The owner of a property is required to continue to supply utilities to the property even when the occupant is in illegal occupation. The reason for this is that utility supply is incidental to occupation, so disconnection without a court order amounts to spoliation, as this is seen by our law as deprivation of possession. The effect of this to the owner is that, she is not just losing the monthly rental income, but must incur the actual expense of utility supply.
Obtaining an eviction order, to remove the non-paying tenant as soon as possible, is always our primary focus, but due to the technicality of the eviction process it may sometimes take a few weeks longer than we were all hoping for. While patiently waiting for the eviction process to unfold, in compliance with the court rules and legislation, your utility bills are continuing to stream in, and so are your sleepless nights. The solution to this drama is to run a separate application to have the illegal occupant’s water supply limited and the electricity supply disconnected parallel to the eviction. This is a valuable treasure for the property industry which is aimed at softening the blow to owners when dealing with an illegal occupant refusing to vacate.
Don’t be trapped by the utility consuming dragon, allow the knight in shining armour to flick the switch on your troubles.

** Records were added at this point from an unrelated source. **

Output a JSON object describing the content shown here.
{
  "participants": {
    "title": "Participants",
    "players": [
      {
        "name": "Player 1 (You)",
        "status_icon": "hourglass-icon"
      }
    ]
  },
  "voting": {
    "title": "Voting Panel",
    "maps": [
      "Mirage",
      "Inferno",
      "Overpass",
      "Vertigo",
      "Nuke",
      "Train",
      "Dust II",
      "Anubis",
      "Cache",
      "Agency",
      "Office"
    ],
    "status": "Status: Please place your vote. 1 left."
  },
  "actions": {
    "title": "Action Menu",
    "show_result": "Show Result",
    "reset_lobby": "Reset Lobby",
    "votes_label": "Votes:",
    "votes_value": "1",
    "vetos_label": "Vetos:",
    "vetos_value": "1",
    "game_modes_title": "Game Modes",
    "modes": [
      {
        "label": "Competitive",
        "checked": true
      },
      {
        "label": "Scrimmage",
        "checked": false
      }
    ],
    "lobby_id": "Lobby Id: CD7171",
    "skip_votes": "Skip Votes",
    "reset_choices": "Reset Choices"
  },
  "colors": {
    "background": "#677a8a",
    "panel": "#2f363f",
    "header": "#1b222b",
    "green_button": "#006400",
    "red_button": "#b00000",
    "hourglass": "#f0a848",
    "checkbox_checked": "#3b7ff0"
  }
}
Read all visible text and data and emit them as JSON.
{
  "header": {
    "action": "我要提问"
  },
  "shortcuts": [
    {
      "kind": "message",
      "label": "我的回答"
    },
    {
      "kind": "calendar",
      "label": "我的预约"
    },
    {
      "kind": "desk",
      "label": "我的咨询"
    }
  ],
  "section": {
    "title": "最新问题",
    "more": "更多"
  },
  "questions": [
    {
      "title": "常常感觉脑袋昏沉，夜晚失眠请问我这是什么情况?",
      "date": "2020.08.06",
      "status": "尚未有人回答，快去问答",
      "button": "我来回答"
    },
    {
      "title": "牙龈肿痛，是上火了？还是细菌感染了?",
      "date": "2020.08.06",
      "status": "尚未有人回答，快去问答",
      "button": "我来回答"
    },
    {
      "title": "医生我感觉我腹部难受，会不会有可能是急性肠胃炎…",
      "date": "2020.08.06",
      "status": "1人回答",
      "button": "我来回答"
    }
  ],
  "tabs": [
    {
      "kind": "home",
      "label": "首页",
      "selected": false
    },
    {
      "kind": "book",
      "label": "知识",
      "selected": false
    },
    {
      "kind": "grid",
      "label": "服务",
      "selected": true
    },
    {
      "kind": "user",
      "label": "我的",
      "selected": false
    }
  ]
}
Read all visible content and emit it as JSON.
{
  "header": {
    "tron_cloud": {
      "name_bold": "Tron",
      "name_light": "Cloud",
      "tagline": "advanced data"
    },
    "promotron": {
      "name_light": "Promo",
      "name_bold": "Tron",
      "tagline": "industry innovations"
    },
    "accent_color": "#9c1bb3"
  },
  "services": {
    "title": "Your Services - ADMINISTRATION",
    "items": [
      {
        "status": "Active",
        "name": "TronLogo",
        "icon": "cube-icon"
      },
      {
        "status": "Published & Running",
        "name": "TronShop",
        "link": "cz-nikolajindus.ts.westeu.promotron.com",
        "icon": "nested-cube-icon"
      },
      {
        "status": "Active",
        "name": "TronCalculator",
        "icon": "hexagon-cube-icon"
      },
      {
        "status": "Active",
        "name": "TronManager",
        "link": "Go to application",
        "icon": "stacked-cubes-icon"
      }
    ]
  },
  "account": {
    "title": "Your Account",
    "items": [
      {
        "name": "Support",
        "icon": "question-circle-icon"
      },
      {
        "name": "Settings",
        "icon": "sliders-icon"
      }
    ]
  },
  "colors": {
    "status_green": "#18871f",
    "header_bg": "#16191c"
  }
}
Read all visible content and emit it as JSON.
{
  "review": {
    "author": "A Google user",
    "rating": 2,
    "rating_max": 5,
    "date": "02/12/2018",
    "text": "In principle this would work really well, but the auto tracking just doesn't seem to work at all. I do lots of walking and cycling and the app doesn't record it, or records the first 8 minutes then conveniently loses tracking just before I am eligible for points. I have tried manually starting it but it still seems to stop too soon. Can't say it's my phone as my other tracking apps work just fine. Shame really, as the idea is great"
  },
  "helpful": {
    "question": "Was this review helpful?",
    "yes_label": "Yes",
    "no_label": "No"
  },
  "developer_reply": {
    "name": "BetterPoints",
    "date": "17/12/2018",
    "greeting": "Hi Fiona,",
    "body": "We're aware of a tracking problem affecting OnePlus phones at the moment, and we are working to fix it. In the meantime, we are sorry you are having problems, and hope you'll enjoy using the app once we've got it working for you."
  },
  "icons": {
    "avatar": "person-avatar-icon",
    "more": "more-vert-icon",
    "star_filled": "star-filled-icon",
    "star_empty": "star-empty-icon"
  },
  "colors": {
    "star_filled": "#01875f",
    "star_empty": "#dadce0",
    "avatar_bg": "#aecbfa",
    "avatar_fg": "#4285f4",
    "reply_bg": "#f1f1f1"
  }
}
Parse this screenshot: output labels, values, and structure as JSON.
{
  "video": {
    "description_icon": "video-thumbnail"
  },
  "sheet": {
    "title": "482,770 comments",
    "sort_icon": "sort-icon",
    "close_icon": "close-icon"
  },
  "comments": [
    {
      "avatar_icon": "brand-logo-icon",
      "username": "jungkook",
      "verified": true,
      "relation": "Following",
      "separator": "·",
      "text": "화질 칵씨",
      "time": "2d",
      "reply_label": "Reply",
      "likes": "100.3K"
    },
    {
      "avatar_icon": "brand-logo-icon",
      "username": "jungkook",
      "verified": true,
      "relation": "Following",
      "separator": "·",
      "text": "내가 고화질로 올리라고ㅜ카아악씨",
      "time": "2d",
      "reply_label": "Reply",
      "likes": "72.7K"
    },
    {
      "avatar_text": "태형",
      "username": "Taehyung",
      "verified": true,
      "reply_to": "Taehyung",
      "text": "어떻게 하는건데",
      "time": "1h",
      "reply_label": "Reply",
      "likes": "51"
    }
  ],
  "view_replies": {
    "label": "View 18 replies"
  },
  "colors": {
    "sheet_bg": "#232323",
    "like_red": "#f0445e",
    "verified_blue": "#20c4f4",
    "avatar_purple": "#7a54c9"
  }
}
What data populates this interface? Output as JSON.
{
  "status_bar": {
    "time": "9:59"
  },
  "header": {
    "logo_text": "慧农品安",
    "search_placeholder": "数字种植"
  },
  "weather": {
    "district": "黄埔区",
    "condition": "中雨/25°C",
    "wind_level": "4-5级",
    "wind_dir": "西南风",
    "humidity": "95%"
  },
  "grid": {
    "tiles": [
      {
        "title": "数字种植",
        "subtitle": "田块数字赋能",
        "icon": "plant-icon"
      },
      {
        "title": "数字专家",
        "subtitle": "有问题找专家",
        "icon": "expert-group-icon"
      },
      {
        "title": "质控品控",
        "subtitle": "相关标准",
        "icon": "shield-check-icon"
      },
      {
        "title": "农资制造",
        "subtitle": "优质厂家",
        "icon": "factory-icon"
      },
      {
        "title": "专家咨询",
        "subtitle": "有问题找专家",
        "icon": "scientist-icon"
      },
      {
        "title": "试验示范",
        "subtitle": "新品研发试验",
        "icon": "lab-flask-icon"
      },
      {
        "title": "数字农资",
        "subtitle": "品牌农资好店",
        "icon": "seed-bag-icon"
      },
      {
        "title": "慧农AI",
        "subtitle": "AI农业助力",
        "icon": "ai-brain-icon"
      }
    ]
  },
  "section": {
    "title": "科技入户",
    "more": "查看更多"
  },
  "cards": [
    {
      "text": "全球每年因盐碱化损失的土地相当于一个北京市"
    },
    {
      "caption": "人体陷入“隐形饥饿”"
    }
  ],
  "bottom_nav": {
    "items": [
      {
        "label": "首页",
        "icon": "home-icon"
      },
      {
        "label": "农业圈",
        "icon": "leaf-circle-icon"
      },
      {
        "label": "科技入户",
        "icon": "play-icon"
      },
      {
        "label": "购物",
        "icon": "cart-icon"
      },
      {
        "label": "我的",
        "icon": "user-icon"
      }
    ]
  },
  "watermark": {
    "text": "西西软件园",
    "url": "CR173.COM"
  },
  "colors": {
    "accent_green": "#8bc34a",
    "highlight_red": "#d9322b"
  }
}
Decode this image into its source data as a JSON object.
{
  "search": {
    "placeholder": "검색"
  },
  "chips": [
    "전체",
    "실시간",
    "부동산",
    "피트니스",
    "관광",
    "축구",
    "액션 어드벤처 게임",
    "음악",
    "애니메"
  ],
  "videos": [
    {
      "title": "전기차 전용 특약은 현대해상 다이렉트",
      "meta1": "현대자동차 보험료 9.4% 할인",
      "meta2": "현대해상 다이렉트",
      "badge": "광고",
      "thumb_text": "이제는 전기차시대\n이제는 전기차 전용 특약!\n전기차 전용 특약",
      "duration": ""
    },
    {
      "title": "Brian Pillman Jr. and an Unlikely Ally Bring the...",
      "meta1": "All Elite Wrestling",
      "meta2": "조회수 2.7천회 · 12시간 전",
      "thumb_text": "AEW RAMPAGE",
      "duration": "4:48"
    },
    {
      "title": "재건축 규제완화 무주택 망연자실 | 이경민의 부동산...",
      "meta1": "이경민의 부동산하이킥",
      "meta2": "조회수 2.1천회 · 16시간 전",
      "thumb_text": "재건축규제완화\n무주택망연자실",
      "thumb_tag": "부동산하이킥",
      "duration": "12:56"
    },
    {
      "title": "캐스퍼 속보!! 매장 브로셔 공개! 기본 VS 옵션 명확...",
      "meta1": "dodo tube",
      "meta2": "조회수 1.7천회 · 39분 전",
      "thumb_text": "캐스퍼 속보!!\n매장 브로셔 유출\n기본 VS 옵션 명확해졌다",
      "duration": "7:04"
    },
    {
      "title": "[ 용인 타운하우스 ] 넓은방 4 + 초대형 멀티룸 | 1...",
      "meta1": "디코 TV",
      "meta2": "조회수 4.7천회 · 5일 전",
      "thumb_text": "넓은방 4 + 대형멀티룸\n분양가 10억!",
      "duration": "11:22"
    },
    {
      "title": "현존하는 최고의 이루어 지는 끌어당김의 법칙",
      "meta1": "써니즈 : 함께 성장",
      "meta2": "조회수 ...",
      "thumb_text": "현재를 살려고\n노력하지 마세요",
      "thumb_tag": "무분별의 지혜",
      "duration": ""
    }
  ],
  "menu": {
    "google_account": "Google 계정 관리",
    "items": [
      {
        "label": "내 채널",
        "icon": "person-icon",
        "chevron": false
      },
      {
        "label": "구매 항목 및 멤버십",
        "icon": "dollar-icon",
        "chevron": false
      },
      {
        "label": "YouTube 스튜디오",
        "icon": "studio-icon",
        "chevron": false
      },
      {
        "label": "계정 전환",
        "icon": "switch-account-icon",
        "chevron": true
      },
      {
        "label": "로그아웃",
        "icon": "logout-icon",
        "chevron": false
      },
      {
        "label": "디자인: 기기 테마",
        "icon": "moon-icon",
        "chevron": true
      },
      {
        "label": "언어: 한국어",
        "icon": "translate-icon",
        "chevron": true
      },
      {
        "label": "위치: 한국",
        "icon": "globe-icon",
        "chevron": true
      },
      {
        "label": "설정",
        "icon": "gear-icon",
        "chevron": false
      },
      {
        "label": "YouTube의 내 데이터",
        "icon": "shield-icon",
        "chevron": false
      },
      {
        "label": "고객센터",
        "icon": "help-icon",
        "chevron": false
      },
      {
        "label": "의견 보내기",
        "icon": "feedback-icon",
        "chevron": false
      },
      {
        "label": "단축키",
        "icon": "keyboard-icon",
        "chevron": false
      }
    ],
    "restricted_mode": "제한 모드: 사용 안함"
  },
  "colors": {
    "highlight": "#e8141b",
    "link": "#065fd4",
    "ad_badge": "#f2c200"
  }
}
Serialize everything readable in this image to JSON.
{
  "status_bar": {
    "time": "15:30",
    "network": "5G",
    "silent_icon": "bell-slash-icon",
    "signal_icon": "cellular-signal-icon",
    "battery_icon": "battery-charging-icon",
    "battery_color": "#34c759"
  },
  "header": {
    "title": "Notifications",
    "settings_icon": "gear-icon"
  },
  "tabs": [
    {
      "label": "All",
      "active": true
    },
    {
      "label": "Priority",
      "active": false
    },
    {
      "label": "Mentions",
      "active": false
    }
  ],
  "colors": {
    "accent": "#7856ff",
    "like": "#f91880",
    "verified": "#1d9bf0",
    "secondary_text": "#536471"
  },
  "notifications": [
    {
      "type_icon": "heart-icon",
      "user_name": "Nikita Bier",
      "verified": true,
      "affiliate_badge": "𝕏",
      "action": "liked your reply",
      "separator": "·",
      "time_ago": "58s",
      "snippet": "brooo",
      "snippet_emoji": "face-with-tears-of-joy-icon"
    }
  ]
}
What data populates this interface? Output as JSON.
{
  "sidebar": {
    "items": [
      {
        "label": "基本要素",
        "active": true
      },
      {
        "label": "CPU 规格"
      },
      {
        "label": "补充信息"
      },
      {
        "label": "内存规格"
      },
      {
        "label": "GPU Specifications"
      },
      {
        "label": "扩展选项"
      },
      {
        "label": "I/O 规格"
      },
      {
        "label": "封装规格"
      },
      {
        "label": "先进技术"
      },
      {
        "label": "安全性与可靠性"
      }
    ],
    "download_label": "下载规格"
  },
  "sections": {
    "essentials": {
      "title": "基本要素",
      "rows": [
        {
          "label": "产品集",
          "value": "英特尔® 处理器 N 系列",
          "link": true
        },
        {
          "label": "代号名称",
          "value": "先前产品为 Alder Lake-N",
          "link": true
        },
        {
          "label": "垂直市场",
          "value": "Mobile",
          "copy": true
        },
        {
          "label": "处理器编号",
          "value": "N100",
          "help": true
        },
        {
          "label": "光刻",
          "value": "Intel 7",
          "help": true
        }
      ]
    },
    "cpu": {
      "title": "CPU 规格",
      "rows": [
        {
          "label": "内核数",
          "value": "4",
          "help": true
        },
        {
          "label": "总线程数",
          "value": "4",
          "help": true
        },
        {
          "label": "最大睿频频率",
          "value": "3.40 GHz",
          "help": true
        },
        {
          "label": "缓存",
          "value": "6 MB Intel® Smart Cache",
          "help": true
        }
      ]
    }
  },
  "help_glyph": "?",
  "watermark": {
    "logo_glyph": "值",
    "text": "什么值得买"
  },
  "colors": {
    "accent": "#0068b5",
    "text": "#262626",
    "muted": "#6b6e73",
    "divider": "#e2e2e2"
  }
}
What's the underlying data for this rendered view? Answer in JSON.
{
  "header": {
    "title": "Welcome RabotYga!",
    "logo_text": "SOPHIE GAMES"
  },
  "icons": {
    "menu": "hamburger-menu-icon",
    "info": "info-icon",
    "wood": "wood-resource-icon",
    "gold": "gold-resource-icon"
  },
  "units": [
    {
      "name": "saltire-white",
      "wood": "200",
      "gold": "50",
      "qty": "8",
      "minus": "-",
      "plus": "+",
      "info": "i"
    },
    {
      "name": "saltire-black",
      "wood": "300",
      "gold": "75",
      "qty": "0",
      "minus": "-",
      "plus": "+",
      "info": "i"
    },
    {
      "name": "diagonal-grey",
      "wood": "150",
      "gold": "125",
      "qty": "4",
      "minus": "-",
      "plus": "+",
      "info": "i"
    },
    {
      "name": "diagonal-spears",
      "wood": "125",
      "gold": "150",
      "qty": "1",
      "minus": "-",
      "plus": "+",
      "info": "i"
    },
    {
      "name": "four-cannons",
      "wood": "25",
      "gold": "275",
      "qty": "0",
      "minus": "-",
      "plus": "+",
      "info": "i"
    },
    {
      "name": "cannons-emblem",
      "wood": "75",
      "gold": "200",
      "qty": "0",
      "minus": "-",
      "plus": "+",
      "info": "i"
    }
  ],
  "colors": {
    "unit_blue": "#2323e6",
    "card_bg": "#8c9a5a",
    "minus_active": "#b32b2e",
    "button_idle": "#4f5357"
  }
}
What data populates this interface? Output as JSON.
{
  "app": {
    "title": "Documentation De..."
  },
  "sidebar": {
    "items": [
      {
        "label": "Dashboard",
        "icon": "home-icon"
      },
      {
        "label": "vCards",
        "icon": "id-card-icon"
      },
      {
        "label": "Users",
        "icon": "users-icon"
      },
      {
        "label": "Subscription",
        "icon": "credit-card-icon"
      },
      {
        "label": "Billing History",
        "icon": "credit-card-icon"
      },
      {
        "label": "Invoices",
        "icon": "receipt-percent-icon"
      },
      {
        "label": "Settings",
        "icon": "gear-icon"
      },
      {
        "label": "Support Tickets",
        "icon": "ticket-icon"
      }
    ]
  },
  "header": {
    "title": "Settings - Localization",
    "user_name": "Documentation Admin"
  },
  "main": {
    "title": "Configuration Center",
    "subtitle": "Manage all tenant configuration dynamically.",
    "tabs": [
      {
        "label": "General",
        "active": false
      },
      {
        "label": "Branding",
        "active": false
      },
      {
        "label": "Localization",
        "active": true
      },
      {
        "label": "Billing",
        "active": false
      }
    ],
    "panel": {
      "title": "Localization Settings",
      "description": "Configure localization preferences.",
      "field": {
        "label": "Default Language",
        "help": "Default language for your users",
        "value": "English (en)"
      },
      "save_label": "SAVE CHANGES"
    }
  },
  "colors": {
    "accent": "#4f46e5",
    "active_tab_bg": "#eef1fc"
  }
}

At the forefront of consumer protection law in South Africa is the Consumer Protection Act (the “CPA”). Section 14 of the CPA is of particular importance to the landlord-tenant relationship, but it may not always be clear if such...